Ukraine’s Struggle for Soldiers: Impact and Concerns

The ongoing war in Ukraine against Russia’s invasion has resulted in a significant shortage of soldiers, leaving the country in desperate need of replacements for the thousands who have been killed, injured, or worn out from constant fighting. However, not all men are willing to fight, leading to concerns about the outdated military recruitment system and the heavy-handed tactics used by recruitment officers. This article explores the impact of this situation and the potential consequences it may have on Ukraine’s defense efforts.

One of the main concerns surrounding Ukraine’s struggle for soldiers is the outdated military recruitment system. Men who were previously unwilling to serve in the military were offered alternative options, such as working in farming or social services. However, with the implementation of martial law, these alternatives were no longer available, leaving many men with no choice but to join the military. This has raised questions about the constitutionality of mandatory military service and its alignment with modern values. The article delves into Yehor’s personal experience, as he shares his reasons for not wanting to fight due to his father’s traumatic experience in the Soviet Army. He highlights the need for individual considerations in determining military service eligibility.

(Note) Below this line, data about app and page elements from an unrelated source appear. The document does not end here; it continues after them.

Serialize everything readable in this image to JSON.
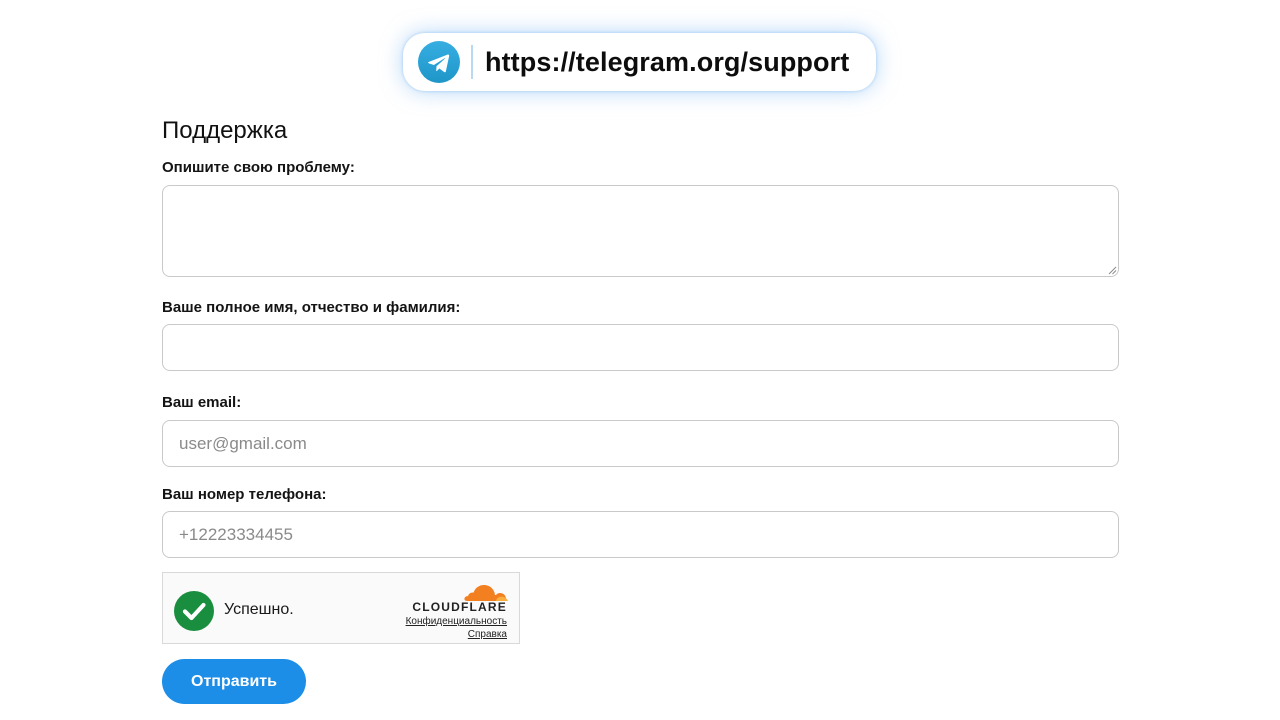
{
  "url_bar": {
    "icon": "telegram-icon",
    "url": "https://telegram.org/support"
  },
  "page": {
    "title": "Поддержка"
  },
  "form": {
    "problem_label": "Опишите свою проблему:",
    "problem_value": "",
    "name_label": "Ваше полное имя, отчество и фамилия:",
    "name_value": "",
    "email_label": "Ваш email:",
    "email_placeholder": "user@gmail.com",
    "phone_label": "Ваш номер телефона:",
    "phone_placeholder": "+12223334455"
  },
  "captcha": {
    "status": "Успешно.",
    "status_icon": "check-icon",
    "brand": "CLOUDFLARE",
    "privacy_link": "Конфиденциальность",
    "help_link": "Справка"
  },
  "submit": {
    "label": "Отправить"
  },
  "colors": {
    "accent": "#1d8ee8",
    "telegram": "#2aa3dc",
    "success": "#1a8e3f",
    "cloudflare": "#f38020"
  }
}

Moreover, Ukraine’s military recruitment system has been accused of corruption, leading to President Volodymyr Zelensky dismissing regional heads of recruitment due to allegations of bribery and intimidation. Such corruption not only undermines the integrity of the recruitment process but also raises concerns about the quality and commitment of the soldiers being recruited. The article sheds light on the allegations against officers involved in the system, including one military draft chief accused of extravagant purchases in Spain. The Defense Ministry acknowledges these offenses as “shameful and unacceptable,” emphasizing the need for transparency and accountability.

The article also touches upon the strategies employed by men trying to avoid conscription. Mass group chats on platforms like Telegram have become spaces for sharing tips and information on evading drafting officers. While some conscripts are handed notices to register at recruitment centers, there are reports of individuals being taken away immediately without the chance to return home. This raises concerns about human rights abuses and the lack of due process in the recruitment process. Additionally, there are claims of inadequate training, with conscripts finding themselves on the front lines after only a month of training. These factors contribute to doubts about the effectiveness and preparedness of Ukraine’s military forces.

The impact of Ukraine’s struggle for soldiers extends beyond the recruitment process. It affects the overall morale of the country and its ability to defend itself against Russian aggression. The article highlights the efforts made by Ukraine’s Defense Ministry to restore confidence, including their information campaign aimed at acknowledging fear and emphasizing the importance of preparedness. However, the underlying concern remains: How can Ukraine motivate its citizens to fight when not everyone is willing to serve? The article discusses Anton, a 22-year-old student, who represents the shifting mindset of many young Ukrainians. While initially unwilling to be drafted, Anton now believes he must prepare himself for future military service in the face of a worsening situation.

In conclusion, Ukraine’s struggle for soldiers amid the ongoing war with Russia’s invasion has significant implications for its defense capabilities. The outdated recruitment system, allegations of corruption, and concerns about human rights abuses all contribute to the challenges the country faces. It is crucial for Ukraine to address these issues, implement reforms, and create a more inclusive and transparent military recruitment process to ensure the effectiveness and integrity of its armed forces.